Below are the records. Reproduce exactly the lines from the one containing "What data populates" through the final line, and omit any pictures.

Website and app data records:
- - -
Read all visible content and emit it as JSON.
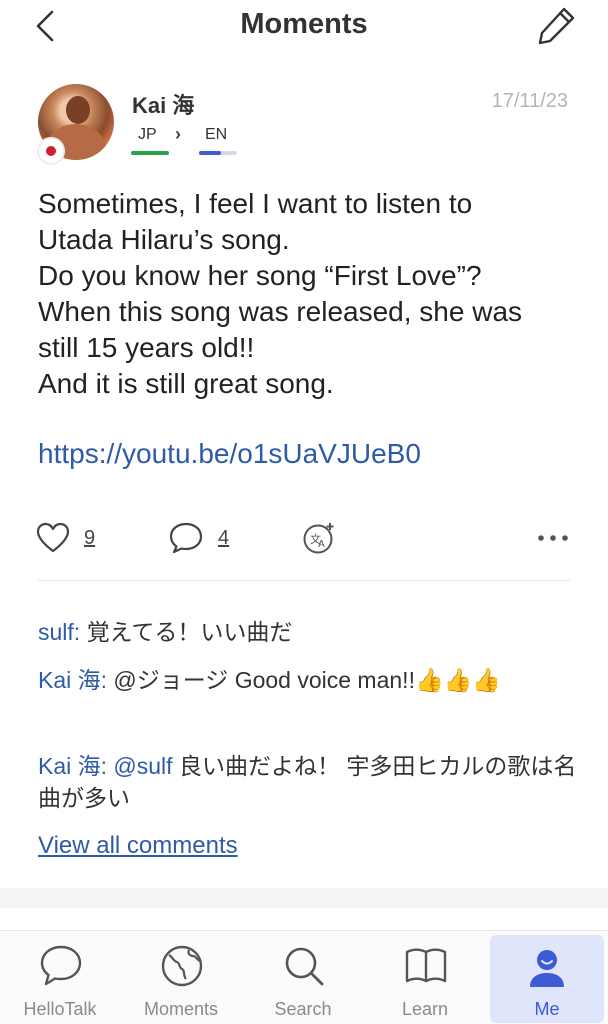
{
  "header": {
    "title": "Moments"
  },
  "post": {
    "username": "Kai 海",
    "date": "17/11/23",
    "native_lang": "JP",
    "learning_lang": "EN",
    "learning_progress": 0.55,
    "text": "Sometimes, I feel I want to listen to\nUtada Hilaru’s song.\nDo you know her song “First Love”?\nWhen this song was released, she was\nstill 15 years old!!\nAnd it is still great song.",
    "link": "https://youtu.be/o1sUaVJUeB0",
    "likes": "9",
    "comments_count": "4"
  },
  "comments": [
    {
      "author": "sulf:",
      "text": " 覚えてる！いい曲だ"
    },
    {
      "author": "Kai 海:",
      "text": " @ジョージ Good voice man!!👍👍👍"
    },
    {
      "author": "Kai 海:",
      "mention": " @sulf",
      "text": " 良い曲だよね！ 宇多田ヒカルの歌は名曲が多い"
    }
  ],
  "view_all": "View all comments",
  "tabs": {
    "hellotalk": "HelloTalk",
    "moments": "Moments",
    "search": "Search",
    "learn": "Learn",
    "me": "Me"
  },
  "colors": {
    "accent": "#3e5bd6",
    "link": "#2f5aa8",
    "native_bar": "#2aa14a"
  }
}
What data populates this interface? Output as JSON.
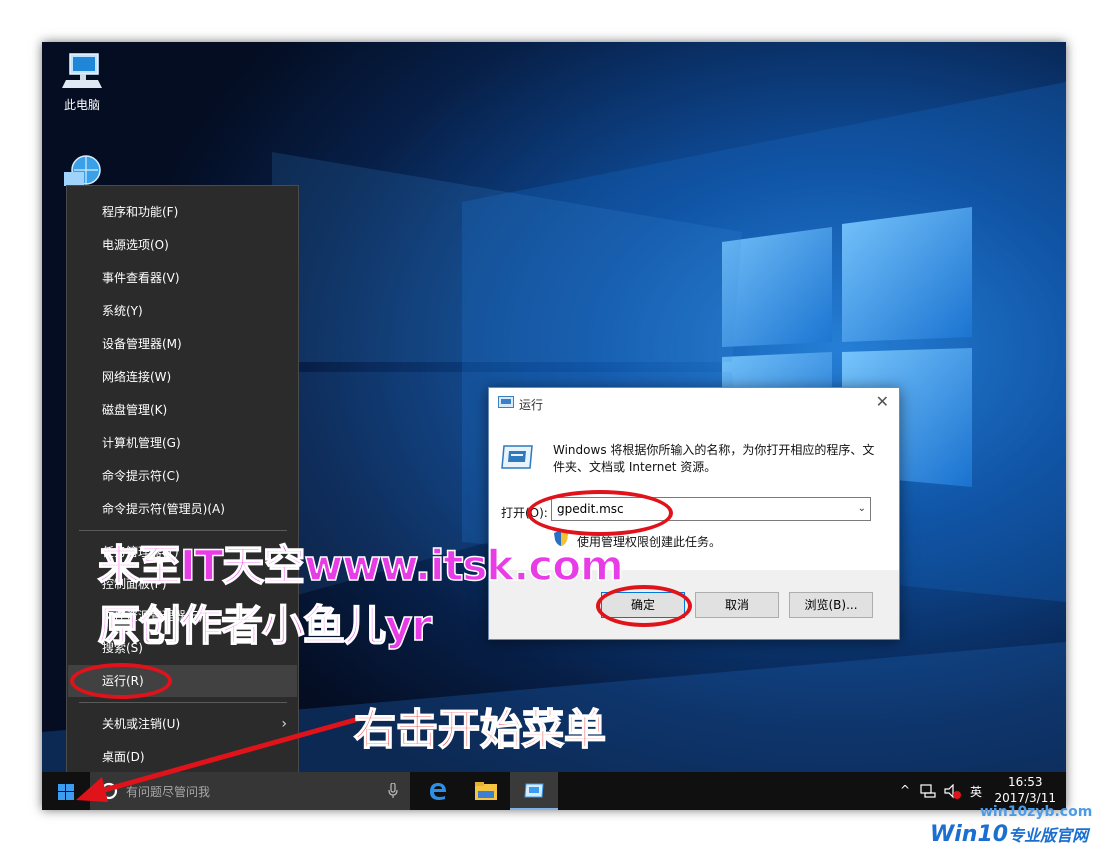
{
  "desktop": {
    "icons": [
      {
        "label": "此电脑",
        "icon": "computer-icon"
      },
      {
        "label": "",
        "icon": "network-icon"
      }
    ]
  },
  "context_menu": {
    "items": [
      {
        "label": "程序和功能(F)"
      },
      {
        "label": "电源选项(O)"
      },
      {
        "label": "事件查看器(V)"
      },
      {
        "label": "系统(Y)"
      },
      {
        "label": "设备管理器(M)"
      },
      {
        "label": "网络连接(W)"
      },
      {
        "label": "磁盘管理(K)"
      },
      {
        "label": "计算机管理(G)"
      },
      {
        "label": "命令提示符(C)"
      },
      {
        "label": "命令提示符(管理员)(A)"
      },
      {
        "label": "任务管理器(T)"
      },
      {
        "label": "控制面板(P)"
      },
      {
        "label": "文件资源管理器(E)"
      },
      {
        "label": "搜索(S)"
      },
      {
        "label": "运行(R)"
      },
      {
        "label": "关机或注销(U)"
      },
      {
        "label": "桌面(D)"
      }
    ],
    "highlighted": "运行(R)"
  },
  "run_dialog": {
    "title": "运行",
    "description": "Windows 将根据你所输入的名称，为你打开相应的程序、文件夹、文档或 Internet 资源。",
    "open_label": "打开(O):",
    "input_value": "gpedit.msc",
    "admin_note": "使用管理权限创建此任务。",
    "ok_label": "确定",
    "cancel_label": "取消",
    "browse_label": "浏览(B)..."
  },
  "taskbar": {
    "search_placeholder": "有问题尽管问我",
    "ime": "英",
    "time": "16:53",
    "date": "2017/3/11"
  },
  "overlays": {
    "watermark_line1": "来至IT天空www.itsk.com",
    "watermark_line2": "原创作者小鱼儿yr",
    "hint": "右击开始菜单",
    "site": "win10zyb.com",
    "brand_main": "Win10",
    "brand_sub": "专业版官网"
  },
  "colors": {
    "accent": "#0078d7",
    "annotation_red": "#e0131b",
    "watermark_magenta": "#e83ce6"
  }
}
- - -
▶ _Answer box_:
What data populates this interface? Output as JSON.
{
  "desktop": {
    "icons": [
      {
        "label": "此电脑",
        "icon": "computer-icon"
      },
      {
        "label": "",
        "icon": "network-icon"
      }
    ]
  },
  "context_menu": {
    "items": [
      {
        "label": "程序和功能(F)"
      },
      {
        "label": "电源选项(O)"
      },
      {
        "label": "事件查看器(V)"
      },
      {
        "label": "系统(Y)"
      },
      {
        "label": "设备管理器(M)"
      },
      {
        "label": "网络连接(W)"
      },
      {
        "label": "磁盘管理(K)"
      },
      {
        "label": "计算机管理(G)"
      },
      {
        "label": "命令提示符(C)"
      },
      {
        "label": "命令提示符(管理员)(A)"
      },
      {
        "label": "任务管理器(T)"
      },
      {
        "label": "控制面板(P)"
      },
      {
        "label": "文件资源管理器(E)"
      },
      {
        "label": "搜索(S)"
      },
      {
        "label": "运行(R)"
      },
      {
        "label": "关机或注销(U)"
      },
      {
        "label": "桌面(D)"
      }
    ],
    "highlighted": "运行(R)"
  },
  "run_dialog": {
    "title": "运行",
    "description": "Windows 将根据你所输入的名称，为你打开相应的程序、文件夹、文档或 Internet 资源。",
    "open_label": "打开(O):",
    "input_value": "gpedit.msc",
    "admin_note": "使用管理权限创建此任务。",
    "ok_label": "确定",
    "cancel_label": "取消",
    "browse_label": "浏览(B)..."
  },
  "taskbar": {
    "search_placeholder": "有问题尽管问我",
    "ime": "英",
    "time": "16:53",
    "date": "2017/3/11"
  },
  "overlays": {
    "watermark_line1": "来至IT天空www.itsk.com",
    "watermark_line2": "原创作者小鱼儿yr",
    "hint": "右击开始菜单",
    "site": "win10zyb.com",
    "brand_main": "Win10",
    "brand_sub": "专业版官网"
  },
  "colors": {
    "accent": "#0078d7",
    "annotation_red": "#e0131b",
    "watermark_magenta": "#e83ce6"
  }
}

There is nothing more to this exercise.